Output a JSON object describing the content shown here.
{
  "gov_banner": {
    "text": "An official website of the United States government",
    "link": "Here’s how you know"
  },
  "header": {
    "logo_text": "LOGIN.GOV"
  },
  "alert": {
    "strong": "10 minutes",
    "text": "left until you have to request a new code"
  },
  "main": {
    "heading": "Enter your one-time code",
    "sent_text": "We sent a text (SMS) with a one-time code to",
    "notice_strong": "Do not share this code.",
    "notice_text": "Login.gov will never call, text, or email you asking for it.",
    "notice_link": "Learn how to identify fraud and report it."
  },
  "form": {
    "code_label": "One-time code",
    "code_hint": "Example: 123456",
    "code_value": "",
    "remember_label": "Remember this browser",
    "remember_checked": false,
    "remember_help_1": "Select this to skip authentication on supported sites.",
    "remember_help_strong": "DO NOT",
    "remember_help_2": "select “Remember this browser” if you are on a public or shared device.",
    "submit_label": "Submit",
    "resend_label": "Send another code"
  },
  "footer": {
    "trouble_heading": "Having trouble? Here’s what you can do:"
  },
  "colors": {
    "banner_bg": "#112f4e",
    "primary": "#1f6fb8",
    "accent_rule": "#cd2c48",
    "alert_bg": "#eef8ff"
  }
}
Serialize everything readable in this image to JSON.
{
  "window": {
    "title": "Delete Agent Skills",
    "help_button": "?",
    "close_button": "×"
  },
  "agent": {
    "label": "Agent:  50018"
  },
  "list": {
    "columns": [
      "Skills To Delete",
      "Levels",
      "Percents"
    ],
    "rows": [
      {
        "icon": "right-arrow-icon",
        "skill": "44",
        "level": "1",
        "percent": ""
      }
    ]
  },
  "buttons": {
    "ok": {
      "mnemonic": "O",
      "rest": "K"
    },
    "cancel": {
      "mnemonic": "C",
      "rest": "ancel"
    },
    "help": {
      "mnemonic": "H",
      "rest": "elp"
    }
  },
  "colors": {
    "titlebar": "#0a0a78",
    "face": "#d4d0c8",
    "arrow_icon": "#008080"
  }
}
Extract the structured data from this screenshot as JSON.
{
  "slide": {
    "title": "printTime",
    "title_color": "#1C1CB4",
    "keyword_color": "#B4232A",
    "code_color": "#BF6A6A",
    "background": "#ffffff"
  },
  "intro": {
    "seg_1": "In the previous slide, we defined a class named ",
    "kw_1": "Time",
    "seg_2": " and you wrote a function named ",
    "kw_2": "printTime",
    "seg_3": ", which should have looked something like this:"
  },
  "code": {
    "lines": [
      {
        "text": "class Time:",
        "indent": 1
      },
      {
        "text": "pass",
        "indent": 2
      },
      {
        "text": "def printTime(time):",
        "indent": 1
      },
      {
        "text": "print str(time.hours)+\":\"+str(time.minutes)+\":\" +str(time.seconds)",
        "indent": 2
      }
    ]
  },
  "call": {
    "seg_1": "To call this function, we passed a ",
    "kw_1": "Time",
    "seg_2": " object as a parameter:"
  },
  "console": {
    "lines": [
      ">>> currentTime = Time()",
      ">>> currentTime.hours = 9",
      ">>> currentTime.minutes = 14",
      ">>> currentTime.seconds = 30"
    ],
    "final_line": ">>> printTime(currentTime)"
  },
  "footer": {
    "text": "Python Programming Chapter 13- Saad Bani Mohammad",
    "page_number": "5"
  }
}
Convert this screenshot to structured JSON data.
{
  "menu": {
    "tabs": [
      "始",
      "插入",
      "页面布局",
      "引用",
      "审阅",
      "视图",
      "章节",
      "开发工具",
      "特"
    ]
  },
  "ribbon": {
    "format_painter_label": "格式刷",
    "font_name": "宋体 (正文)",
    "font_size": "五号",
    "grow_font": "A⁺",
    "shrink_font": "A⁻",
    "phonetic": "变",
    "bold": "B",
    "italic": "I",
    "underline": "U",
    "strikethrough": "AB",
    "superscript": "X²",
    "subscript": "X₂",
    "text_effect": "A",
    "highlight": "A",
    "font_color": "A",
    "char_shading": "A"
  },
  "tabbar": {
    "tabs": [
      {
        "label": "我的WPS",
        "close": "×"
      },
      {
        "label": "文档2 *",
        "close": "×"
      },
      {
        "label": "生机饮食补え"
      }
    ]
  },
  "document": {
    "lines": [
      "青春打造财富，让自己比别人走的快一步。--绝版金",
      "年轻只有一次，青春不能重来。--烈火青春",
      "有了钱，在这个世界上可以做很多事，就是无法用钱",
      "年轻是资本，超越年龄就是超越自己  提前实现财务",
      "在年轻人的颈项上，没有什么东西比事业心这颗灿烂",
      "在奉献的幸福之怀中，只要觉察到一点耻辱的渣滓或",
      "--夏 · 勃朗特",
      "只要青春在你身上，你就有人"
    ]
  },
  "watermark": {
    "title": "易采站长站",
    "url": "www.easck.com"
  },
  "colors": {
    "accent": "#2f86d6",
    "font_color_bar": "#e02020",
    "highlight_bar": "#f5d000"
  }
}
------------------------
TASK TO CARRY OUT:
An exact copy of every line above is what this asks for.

SOLVED EXERCISE:
Output a JSON object describing the content shown here.
{
  "gov_banner": {
    "text": "An official website of the United States government",
    "link": "Here’s how you know"
  },
  "header": {
    "logo_text": "LOGIN.GOV"
  },
  "alert": {
    "strong": "10 minutes",
    "text": "left until you have to request a new code"
  },
  "main": {
    "heading": "Enter your one-time code",
    "sent_text": "We sent a text (SMS) with a one-time code to",
    "notice_strong": "Do not share this code.",
    "notice_text": "Login.gov will never call, text, or email you asking for it.",
    "notice_link": "Learn how to identify fraud and report it."
  },
  "form": {
    "code_label": "One-time code",
    "code_hint": "Example: 123456",
    "code_value": "",
    "remember_label": "Remember this browser",
    "remember_checked": false,
    "remember_help_1": "Select this to skip authentication on supported sites.",
    "remember_help_strong": "DO NOT",
    "remember_help_2": "select “Remember this browser” if you are on a public or shared device.",
    "submit_label": "Submit",
    "resend_label": "Send another code"
  },
  "footer": {
    "trouble_heading": "Having trouble? Here’s what you can do:"
  },
  "colors": {
    "banner_bg": "#112f4e",
    "primary": "#1f6fb8",
    "accent_rule": "#cd2c48",
    "alert_bg": "#eef8ff"
  }
}
Serialize everything readable in this image to JSON.
{
  "window": {
    "title": "Delete Agent Skills",
    "help_button": "?",
    "close_button": "×"
  },
  "agent": {
    "label": "Agent:  50018"
  },
  "list": {
    "columns": [
      "Skills To Delete",
      "Levels",
      "Percents"
    ],
    "rows": [
      {
        "icon": "right-arrow-icon",
        "skill": "44",
        "level": "1",
        "percent": ""
      }
    ]
  },
  "buttons": {
    "ok": {
      "mnemonic": "O",
      "rest": "K"
    },
    "cancel": {
      "mnemonic": "C",
      "rest": "ancel"
    },
    "help": {
      "mnemonic": "H",
      "rest": "elp"
    }
  },
  "colors": {
    "titlebar": "#0a0a78",
    "face": "#d4d0c8",
    "arrow_icon": "#008080"
  }
}
Extract the structured data from this screenshot as JSON.
{
  "slide": {
    "title": "printTime",
    "title_color": "#1C1CB4",
    "keyword_color": "#B4232A",
    "code_color": "#BF6A6A",
    "background": "#ffffff"
  },
  "intro": {
    "seg_1": "In the previous slide, we defined a class named ",
    "kw_1": "Time",
    "seg_2": " and you wrote a function named ",
    "kw_2": "printTime",
    "seg_3": ", which should have looked something like this:"
  },
  "code": {
    "lines": [
      {
        "text": "class Time:",
        "indent": 1
      },
      {
        "text": "pass",
        "indent": 2
      },
      {
        "text": "def printTime(time):",
        "indent": 1
      },
      {
        "text": "print str(time.hours)+\":\"+str(time.minutes)+\":\" +str(time.seconds)",
        "indent": 2
      }
    ]
  },
  "call": {
    "seg_1": "To call this function, we passed a ",
    "kw_1": "Time",
    "seg_2": " object as a parameter:"
  },
  "console": {
    "lines": [
      ">>> currentTime = Time()",
      ">>> currentTime.hours = 9",
      ">>> currentTime.minutes = 14",
      ">>> currentTime.seconds = 30"
    ],
    "final_line": ">>> printTime(currentTime)"
  },
  "footer": {
    "text": "Python Programming Chapter 13- Saad Bani Mohammad",
    "page_number": "5"
  }
}
Convert this screenshot to structured JSON data.
{
  "menu": {
    "tabs": [
      "始",
      "插入",
      "页面布局",
      "引用",
      "审阅",
      "视图",
      "章节",
      "开发工具",
      "特"
    ]
  },
  "ribbon": {
    "format_painter_label": "格式刷",
    "font_name": "宋体 (正文)",
    "font_size": "五号",
    "grow_font": "A⁺",
    "shrink_font": "A⁻",
    "phonetic": "变",
    "bold": "B",
    "italic": "I",
    "underline": "U",
    "strikethrough": "AB",
    "superscript": "X²",
    "subscript": "X₂",
    "text_effect": "A",
    "highlight": "A",
    "font_color": "A",
    "char_shading": "A"
  },
  "tabbar": {
    "tabs": [
      {
        "label": "我的WPS",
        "close": "×"
      },
      {
        "label": "文档2 *",
        "close": "×"
      },
      {
        "label": "生机饮食补え"
      }
    ]
  },
  "document": {
    "lines": [
      "青春打造财富，让自己比别人走的快一步。--绝版金",
      "年轻只有一次，青春不能重来。--烈火青春",
      "有了钱，在这个世界上可以做很多事，就是无法用钱",
      "年轻是资本，超越年龄就是超越自己  提前实现财务",
      "在年轻人的颈项上，没有什么东西比事业心这颗灿烂",
      "在奉献的幸福之怀中，只要觉察到一点耻辱的渣滓或",
      "--夏 · 勃朗特",
      "只要青春在你身上，你就有人"
    ]
  },
  "watermark": {
    "title": "易采站长站",
    "url": "www.easck.com"
  },
  "colors": {
    "accent": "#2f86d6",
    "font_color_bar": "#e02020",
    "highlight_bar": "#f5d000"
  }
}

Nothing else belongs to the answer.